An overabundance of copper on the world market all but halted building activity in Uptown Butte in the 1920s. This splendid, long-established theater is one exception, completed in 1923. Following the example of Butte's most significant Twentieth Century buildings, the Masons commissioned the architectural firm of Link and Haire to create the impressive Beaux-Arts style structure. Four colossal engaged columns with Ionic capitals, lions' heads, decorative iron work, and multi-colored terra cotta highlight its monumental facade. Today the Fox Theater continues to provide entertainment to the public.
The brick and stone building at 101 S. Idaho was built in 1899-1900 as the St. Paul's Methodist Episcopal Church. Although some alterations have taken place, the building retains the basic integrity of a church. Architect, William White, included details such as Gothic lancet windows, stained glass, Romanesque arches and wooden tracery which are still evident. Missing today from the original design are a large steeple with bell tower and a smaller, hip-roof turret on the northeast and southeast corners respectively.
The building is historically significant not only for its architectural elements but also as the site of momentous events in Butte history. In the early years of the 20th century much of the world's copper came from the Butte mines. As mining production increased, the city grew and along with that came unrest and strained relations between miners and their corporate bosses at the Anaconda Company.
The International Workers of the World (I.W.W.) also know as "Wobblies" began using the former church for meetings around 1917. By the next year a leading socialist reformer and political leader, William F. Dunne, with support from Burton K. Wheeler and other lawyers, was using the building to publish the Butte Daily Bulletin. The paper, a successful publication which gave voice to the interests of labor, was begun to counteract the local press owned by the Anaconda Company.
In September 1918 the paper published a call for strike by the I.W.W. Within hours after publication, the building was raided by Butte police, Anaconda Co. gunmen and U.S. Army troops commanded by Major Omar Bradley. Men were arrested and items were seized including galley type and the subscriber list. Despite this upset the paper continued to operate into the 1920s.
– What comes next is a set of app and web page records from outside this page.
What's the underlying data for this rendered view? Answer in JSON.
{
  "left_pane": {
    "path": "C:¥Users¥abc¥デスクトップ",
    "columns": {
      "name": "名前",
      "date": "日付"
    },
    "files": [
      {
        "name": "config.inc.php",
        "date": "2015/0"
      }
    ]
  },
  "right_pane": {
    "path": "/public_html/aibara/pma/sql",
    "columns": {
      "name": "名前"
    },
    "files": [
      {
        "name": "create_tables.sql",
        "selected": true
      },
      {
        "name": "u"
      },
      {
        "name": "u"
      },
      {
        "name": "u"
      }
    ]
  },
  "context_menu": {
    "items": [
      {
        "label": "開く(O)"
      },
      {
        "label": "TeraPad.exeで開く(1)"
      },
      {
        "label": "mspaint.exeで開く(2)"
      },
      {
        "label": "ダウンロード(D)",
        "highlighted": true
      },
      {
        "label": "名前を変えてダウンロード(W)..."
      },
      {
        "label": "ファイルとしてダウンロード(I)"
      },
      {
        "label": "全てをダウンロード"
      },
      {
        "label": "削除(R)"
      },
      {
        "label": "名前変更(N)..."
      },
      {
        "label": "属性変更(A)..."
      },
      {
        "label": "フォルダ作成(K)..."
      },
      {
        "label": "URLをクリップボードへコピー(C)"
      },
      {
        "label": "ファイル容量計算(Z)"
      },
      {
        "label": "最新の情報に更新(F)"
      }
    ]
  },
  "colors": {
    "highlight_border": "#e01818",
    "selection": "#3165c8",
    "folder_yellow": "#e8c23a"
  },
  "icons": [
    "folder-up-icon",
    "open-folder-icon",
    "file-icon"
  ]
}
In contrast to sensational events of the past at 101 S. Idaho, recent affairs have been quiet, with the building being home to a funeral chapel and finally a bridal shop. At present it is not in use, but renovation is in progress to save the building. CPR applauds the efforts of Bob Baide, who plans to keep the fixtures and stained glass to preserve the historical integrity of this important building.